Every record below needs to be printed again exactly.
═══ DATASET EXTRACT ═══
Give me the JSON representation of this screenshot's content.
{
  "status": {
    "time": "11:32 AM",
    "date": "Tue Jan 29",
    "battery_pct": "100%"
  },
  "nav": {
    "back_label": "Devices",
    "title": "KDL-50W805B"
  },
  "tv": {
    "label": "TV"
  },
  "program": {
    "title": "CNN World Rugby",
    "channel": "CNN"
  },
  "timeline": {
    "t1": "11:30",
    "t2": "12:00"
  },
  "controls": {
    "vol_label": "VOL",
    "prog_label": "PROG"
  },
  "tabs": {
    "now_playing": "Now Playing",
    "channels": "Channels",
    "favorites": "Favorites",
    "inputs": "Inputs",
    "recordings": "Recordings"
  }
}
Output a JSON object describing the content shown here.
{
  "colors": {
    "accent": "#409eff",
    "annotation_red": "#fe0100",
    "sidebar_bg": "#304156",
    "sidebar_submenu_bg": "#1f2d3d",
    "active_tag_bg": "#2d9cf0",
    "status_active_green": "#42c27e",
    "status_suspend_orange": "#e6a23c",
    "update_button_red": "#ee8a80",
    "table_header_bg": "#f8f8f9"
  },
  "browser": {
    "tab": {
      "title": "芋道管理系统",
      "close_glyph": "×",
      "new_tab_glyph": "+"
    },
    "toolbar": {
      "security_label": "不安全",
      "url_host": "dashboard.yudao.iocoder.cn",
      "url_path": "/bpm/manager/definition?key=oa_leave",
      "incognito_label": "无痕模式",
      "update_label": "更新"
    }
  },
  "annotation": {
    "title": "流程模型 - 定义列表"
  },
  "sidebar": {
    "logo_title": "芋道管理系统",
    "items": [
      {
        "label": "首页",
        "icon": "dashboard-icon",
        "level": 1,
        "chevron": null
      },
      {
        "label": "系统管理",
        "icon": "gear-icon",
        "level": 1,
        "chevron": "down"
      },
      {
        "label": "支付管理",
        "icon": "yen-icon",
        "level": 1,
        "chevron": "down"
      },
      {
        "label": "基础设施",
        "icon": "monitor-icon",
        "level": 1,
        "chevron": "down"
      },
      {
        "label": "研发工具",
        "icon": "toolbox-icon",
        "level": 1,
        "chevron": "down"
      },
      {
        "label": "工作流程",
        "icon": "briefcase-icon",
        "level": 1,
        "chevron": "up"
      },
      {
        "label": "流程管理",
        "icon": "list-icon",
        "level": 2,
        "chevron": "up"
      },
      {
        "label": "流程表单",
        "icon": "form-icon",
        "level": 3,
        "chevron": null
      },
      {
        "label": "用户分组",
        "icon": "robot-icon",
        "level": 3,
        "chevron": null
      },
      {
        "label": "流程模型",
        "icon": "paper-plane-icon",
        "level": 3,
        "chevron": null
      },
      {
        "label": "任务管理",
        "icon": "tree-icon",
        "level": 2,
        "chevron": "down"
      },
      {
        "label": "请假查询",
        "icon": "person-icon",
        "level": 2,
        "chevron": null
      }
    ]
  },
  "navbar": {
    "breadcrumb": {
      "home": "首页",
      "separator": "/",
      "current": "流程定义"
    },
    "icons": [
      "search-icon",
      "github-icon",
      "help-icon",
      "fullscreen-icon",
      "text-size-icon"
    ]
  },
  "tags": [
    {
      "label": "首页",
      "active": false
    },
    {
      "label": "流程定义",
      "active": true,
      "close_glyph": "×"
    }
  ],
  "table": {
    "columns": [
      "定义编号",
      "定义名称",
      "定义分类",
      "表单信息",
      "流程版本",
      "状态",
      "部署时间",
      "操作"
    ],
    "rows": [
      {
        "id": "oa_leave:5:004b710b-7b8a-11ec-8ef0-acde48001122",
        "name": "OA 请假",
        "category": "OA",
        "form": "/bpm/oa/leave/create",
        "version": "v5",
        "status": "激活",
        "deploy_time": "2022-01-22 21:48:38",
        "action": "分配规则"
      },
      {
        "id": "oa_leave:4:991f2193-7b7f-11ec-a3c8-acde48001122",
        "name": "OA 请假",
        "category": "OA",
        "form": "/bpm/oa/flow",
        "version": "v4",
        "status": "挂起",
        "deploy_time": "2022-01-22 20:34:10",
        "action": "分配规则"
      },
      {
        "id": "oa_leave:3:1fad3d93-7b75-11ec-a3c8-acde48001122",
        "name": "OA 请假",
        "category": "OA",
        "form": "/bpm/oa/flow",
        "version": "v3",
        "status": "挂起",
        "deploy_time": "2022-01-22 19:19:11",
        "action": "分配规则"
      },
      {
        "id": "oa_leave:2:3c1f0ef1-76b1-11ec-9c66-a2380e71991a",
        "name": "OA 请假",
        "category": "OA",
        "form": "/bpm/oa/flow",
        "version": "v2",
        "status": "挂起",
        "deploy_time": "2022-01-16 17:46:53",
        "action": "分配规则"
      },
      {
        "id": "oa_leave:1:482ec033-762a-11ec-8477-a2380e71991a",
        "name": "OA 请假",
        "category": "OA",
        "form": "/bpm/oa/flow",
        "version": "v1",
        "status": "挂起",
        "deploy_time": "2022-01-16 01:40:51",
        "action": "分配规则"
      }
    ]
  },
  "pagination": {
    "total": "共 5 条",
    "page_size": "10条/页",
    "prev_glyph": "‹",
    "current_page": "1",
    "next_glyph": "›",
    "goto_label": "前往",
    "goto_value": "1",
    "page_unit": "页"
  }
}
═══
SOLUTION TO THE PROBLEM:
Give me the JSON representation of this screenshot's content.
{
  "status": {
    "time": "11:32 AM",
    "date": "Tue Jan 29",
    "battery_pct": "100%"
  },
  "nav": {
    "back_label": "Devices",
    "title": "KDL-50W805B"
  },
  "tv": {
    "label": "TV"
  },
  "program": {
    "title": "CNN World Rugby",
    "channel": "CNN"
  },
  "timeline": {
    "t1": "11:30",
    "t2": "12:00"
  },
  "controls": {
    "vol_label": "VOL",
    "prog_label": "PROG"
  },
  "tabs": {
    "now_playing": "Now Playing",
    "channels": "Channels",
    "favorites": "Favorites",
    "inputs": "Inputs",
    "recordings": "Recordings"
  }
}
Output a JSON object describing the content shown here.
{
  "colors": {
    "accent": "#409eff",
    "annotation_red": "#fe0100",
    "sidebar_bg": "#304156",
    "sidebar_submenu_bg": "#1f2d3d",
    "active_tag_bg": "#2d9cf0",
    "status_active_green": "#42c27e",
    "status_suspend_orange": "#e6a23c",
    "update_button_red": "#ee8a80",
    "table_header_bg": "#f8f8f9"
  },
  "browser": {
    "tab": {
      "title": "芋道管理系统",
      "close_glyph": "×",
      "new_tab_glyph": "+"
    },
    "toolbar": {
      "security_label": "不安全",
      "url_host": "dashboard.yudao.iocoder.cn",
      "url_path": "/bpm/manager/definition?key=oa_leave",
      "incognito_label": "无痕模式",
      "update_label": "更新"
    }
  },
  "annotation": {
    "title": "流程模型 - 定义列表"
  },
  "sidebar": {
    "logo_title": "芋道管理系统",
    "items": [
      {
        "label": "首页",
        "icon": "dashboard-icon",
        "level": 1,
        "chevron": null
      },
      {
        "label": "系统管理",
        "icon": "gear-icon",
        "level": 1,
        "chevron": "down"
      },
      {
        "label": "支付管理",
        "icon": "yen-icon",
        "level": 1,
        "chevron": "down"
      },
      {
        "label": "基础设施",
        "icon": "monitor-icon",
        "level": 1,
        "chevron": "down"
      },
      {
        "label": "研发工具",
        "icon": "toolbox-icon",
        "level": 1,
        "chevron": "down"
      },
      {
        "label": "工作流程",
        "icon": "briefcase-icon",
        "level": 1,
        "chevron": "up"
      },
      {
        "label": "流程管理",
        "icon": "list-icon",
        "level": 2,
        "chevron": "up"
      },
      {
        "label": "流程表单",
        "icon": "form-icon",
        "level": 3,
        "chevron": null
      },
      {
        "label": "用户分组",
        "icon": "robot-icon",
        "level": 3,
        "chevron": null
      },
      {
        "label": "流程模型",
        "icon": "paper-plane-icon",
        "level": 3,
        "chevron": null
      },
      {
        "label": "任务管理",
        "icon": "tree-icon",
        "level": 2,
        "chevron": "down"
      },
      {
        "label": "请假查询",
        "icon": "person-icon",
        "level": 2,
        "chevron": null
      }
    ]
  },
  "navbar": {
    "breadcrumb": {
      "home": "首页",
      "separator": "/",
      "current": "流程定义"
    },
    "icons": [
      "search-icon",
      "github-icon",
      "help-icon",
      "fullscreen-icon",
      "text-size-icon"
    ]
  },
  "tags": [
    {
      "label": "首页",
      "active": false
    },
    {
      "label": "流程定义",
      "active": true,
      "close_glyph": "×"
    }
  ],
  "table": {
    "columns": [
      "定义编号",
      "定义名称",
      "定义分类",
      "表单信息",
      "流程版本",
      "状态",
      "部署时间",
      "操作"
    ],
    "rows": [
      {
        "id": "oa_leave:5:004b710b-7b8a-11ec-8ef0-acde48001122",
        "name": "OA 请假",
        "category": "OA",
        "form": "/bpm/oa/leave/create",
        "version": "v5",
        "status": "激活",
        "deploy_time": "2022-01-22 21:48:38",
        "action": "分配规则"
      },
      {
        "id": "oa_leave:4:991f2193-7b7f-11ec-a3c8-acde48001122",
        "name": "OA 请假",
        "category": "OA",
        "form": "/bpm/oa/flow",
        "version": "v4",
        "status": "挂起",
        "deploy_time": "2022-01-22 20:34:10",
        "action": "分配规则"
      },
      {
        "id": "oa_leave:3:1fad3d93-7b75-11ec-a3c8-acde48001122",
        "name": "OA 请假",
        "category": "OA",
        "form": "/bpm/oa/flow",
        "version": "v3",
        "status": "挂起",
        "deploy_time": "2022-01-22 19:19:11",
        "action": "分配规则"
      },
      {
        "id": "oa_leave:2:3c1f0ef1-76b1-11ec-9c66-a2380e71991a",
        "name": "OA 请假",
        "category": "OA",
        "form": "/bpm/oa/flow",
        "version": "v2",
        "status": "挂起",
        "deploy_time": "2022-01-16 17:46:53",
        "action": "分配规则"
      },
      {
        "id": "oa_leave:1:482ec033-762a-11ec-8477-a2380e71991a",
        "name": "OA 请假",
        "category": "OA",
        "form": "/bpm/oa/flow",
        "version": "v1",
        "status": "挂起",
        "deploy_time": "2022-01-16 01:40:51",
        "action": "分配规则"
      }
    ]
  },
  "pagination": {
    "total": "共 5 条",
    "page_size": "10条/页",
    "prev_glyph": "‹",
    "current_page": "1",
    "next_glyph": "›",
    "goto_label": "前往",
    "goto_value": "1",
    "page_unit": "页"
  }
}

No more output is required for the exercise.